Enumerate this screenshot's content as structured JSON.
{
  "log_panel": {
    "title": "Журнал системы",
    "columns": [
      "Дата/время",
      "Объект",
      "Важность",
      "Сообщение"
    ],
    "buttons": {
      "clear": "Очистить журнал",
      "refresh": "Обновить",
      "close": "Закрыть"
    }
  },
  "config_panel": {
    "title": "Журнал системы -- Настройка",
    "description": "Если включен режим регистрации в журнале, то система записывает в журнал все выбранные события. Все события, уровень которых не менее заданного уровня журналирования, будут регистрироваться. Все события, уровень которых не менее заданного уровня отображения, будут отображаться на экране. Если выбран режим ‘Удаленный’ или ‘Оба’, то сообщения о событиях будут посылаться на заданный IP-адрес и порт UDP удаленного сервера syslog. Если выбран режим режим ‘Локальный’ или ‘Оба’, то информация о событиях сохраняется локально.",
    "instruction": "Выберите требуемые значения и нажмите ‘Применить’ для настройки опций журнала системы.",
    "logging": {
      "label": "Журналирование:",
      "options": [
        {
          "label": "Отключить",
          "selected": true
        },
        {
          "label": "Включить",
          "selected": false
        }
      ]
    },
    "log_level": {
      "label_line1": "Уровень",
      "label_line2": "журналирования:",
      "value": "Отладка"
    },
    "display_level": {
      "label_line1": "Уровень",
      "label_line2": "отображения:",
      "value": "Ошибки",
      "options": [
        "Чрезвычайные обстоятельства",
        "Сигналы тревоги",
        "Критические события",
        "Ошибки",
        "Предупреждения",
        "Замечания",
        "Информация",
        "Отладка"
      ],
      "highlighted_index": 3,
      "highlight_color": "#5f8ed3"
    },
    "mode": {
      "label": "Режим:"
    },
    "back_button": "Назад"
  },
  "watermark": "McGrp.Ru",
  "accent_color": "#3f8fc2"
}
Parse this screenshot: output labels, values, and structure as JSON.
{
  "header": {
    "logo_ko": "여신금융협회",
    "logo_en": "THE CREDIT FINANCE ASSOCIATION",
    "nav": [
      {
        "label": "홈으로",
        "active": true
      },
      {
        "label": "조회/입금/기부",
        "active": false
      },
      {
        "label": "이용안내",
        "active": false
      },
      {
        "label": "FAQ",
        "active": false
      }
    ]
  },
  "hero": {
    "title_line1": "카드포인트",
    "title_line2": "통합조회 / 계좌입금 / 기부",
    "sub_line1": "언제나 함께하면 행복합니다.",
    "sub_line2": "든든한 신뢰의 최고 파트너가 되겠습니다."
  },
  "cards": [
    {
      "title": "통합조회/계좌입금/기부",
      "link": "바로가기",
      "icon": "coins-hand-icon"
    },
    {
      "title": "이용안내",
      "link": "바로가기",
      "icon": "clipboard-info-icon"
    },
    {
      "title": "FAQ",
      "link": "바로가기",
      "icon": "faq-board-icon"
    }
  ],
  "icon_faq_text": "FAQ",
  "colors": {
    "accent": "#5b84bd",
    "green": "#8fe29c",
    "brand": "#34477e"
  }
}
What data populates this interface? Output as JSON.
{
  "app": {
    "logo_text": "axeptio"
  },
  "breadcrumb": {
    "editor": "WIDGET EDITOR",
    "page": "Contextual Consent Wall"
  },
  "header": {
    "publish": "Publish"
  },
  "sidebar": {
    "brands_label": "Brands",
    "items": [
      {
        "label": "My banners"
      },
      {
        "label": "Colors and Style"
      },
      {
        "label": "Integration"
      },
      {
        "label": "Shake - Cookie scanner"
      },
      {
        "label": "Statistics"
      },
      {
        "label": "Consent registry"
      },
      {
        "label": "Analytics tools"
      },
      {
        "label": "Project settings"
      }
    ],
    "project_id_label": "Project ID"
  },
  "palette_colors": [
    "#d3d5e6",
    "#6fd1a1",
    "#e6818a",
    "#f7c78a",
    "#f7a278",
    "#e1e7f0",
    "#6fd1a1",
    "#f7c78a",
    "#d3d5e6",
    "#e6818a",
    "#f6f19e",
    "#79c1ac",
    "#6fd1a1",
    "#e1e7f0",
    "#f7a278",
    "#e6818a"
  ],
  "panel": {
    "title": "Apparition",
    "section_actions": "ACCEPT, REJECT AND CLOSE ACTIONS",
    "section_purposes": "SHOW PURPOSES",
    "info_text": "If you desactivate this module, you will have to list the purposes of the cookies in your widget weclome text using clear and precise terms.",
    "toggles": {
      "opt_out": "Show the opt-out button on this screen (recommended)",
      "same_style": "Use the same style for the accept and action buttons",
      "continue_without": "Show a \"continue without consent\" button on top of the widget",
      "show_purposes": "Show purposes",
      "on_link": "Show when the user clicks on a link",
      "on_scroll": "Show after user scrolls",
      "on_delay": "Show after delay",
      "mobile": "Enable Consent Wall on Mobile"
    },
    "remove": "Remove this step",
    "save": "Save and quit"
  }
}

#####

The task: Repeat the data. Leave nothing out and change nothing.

Task result:
Enumerate this screenshot's content as structured JSON.
{
  "log_panel": {
    "title": "Журнал системы",
    "columns": [
      "Дата/время",
      "Объект",
      "Важность",
      "Сообщение"
    ],
    "buttons": {
      "clear": "Очистить журнал",
      "refresh": "Обновить",
      "close": "Закрыть"
    }
  },
  "config_panel": {
    "title": "Журнал системы -- Настройка",
    "description": "Если включен режим регистрации в журнале, то система записывает в журнал все выбранные события. Все события, уровень которых не менее заданного уровня журналирования, будут регистрироваться. Все события, уровень которых не менее заданного уровня отображения, будут отображаться на экране. Если выбран режим ‘Удаленный’ или ‘Оба’, то сообщения о событиях будут посылаться на заданный IP-адрес и порт UDP удаленного сервера syslog. Если выбран режим режим ‘Локальный’ или ‘Оба’, то информация о событиях сохраняется локально.",
    "instruction": "Выберите требуемые значения и нажмите ‘Применить’ для настройки опций журнала системы.",
    "logging": {
      "label": "Журналирование:",
      "options": [
        {
          "label": "Отключить",
          "selected": true
        },
        {
          "label": "Включить",
          "selected": false
        }
      ]
    },
    "log_level": {
      "label_line1": "Уровень",
      "label_line2": "журналирования:",
      "value": "Отладка"
    },
    "display_level": {
      "label_line1": "Уровень",
      "label_line2": "отображения:",
      "value": "Ошибки",
      "options": [
        "Чрезвычайные обстоятельства",
        "Сигналы тревоги",
        "Критические события",
        "Ошибки",
        "Предупреждения",
        "Замечания",
        "Информация",
        "Отладка"
      ],
      "highlighted_index": 3,
      "highlight_color": "#5f8ed3"
    },
    "mode": {
      "label": "Режим:"
    },
    "back_button": "Назад"
  },
  "watermark": "McGrp.Ru",
  "accent_color": "#3f8fc2"
}
Parse this screenshot: output labels, values, and structure as JSON.
{
  "header": {
    "logo_ko": "여신금융협회",
    "logo_en": "THE CREDIT FINANCE ASSOCIATION",
    "nav": [
      {
        "label": "홈으로",
        "active": true
      },
      {
        "label": "조회/입금/기부",
        "active": false
      },
      {
        "label": "이용안내",
        "active": false
      },
      {
        "label": "FAQ",
        "active": false
      }
    ]
  },
  "hero": {
    "title_line1": "카드포인트",
    "title_line2": "통합조회 / 계좌입금 / 기부",
    "sub_line1": "언제나 함께하면 행복합니다.",
    "sub_line2": "든든한 신뢰의 최고 파트너가 되겠습니다."
  },
  "cards": [
    {
      "title": "통합조회/계좌입금/기부",
      "link": "바로가기",
      "icon": "coins-hand-icon"
    },
    {
      "title": "이용안내",
      "link": "바로가기",
      "icon": "clipboard-info-icon"
    },
    {
      "title": "FAQ",
      "link": "바로가기",
      "icon": "faq-board-icon"
    }
  ],
  "icon_faq_text": "FAQ",
  "colors": {
    "accent": "#5b84bd",
    "green": "#8fe29c",
    "brand": "#34477e"
  }
}
What data populates this interface? Output as JSON.
{
  "app": {
    "logo_text": "axeptio"
  },
  "breadcrumb": {
    "editor": "WIDGET EDITOR",
    "page": "Contextual Consent Wall"
  },
  "header": {
    "publish": "Publish"
  },
  "sidebar": {
    "brands_label": "Brands",
    "items": [
      {
        "label": "My banners"
      },
      {
        "label": "Colors and Style"
      },
      {
        "label": "Integration"
      },
      {
        "label": "Shake - Cookie scanner"
      },
      {
        "label": "Statistics"
      },
      {
        "label": "Consent registry"
      },
      {
        "label": "Analytics tools"
      },
      {
        "label": "Project settings"
      }
    ],
    "project_id_label": "Project ID"
  },
  "palette_colors": [
    "#d3d5e6",
    "#6fd1a1",
    "#e6818a",
    "#f7c78a",
    "#f7a278",
    "#e1e7f0",
    "#6fd1a1",
    "#f7c78a",
    "#d3d5e6",
    "#e6818a",
    "#f6f19e",
    "#79c1ac",
    "#6fd1a1",
    "#e1e7f0",
    "#f7a278",
    "#e6818a"
  ],
  "panel": {
    "title": "Apparition",
    "section_actions": "ACCEPT, REJECT AND CLOSE ACTIONS",
    "section_purposes": "SHOW PURPOSES",
    "info_text": "If you desactivate this module, you will have to list the purposes of the cookies in your widget weclome text using clear and precise terms.",
    "toggles": {
      "opt_out": "Show the opt-out button on this screen (recommended)",
      "same_style": "Use the same style for the accept and action buttons",
      "continue_without": "Show a \"continue without consent\" button on top of the widget",
      "show_purposes": "Show purposes",
      "on_link": "Show when the user clicks on a link",
      "on_scroll": "Show after user scrolls",
      "on_delay": "Show after delay",
      "mobile": "Enable Consent Wall on Mobile"
    },
    "remove": "Remove this step",
    "save": "Save and quit"
  }
}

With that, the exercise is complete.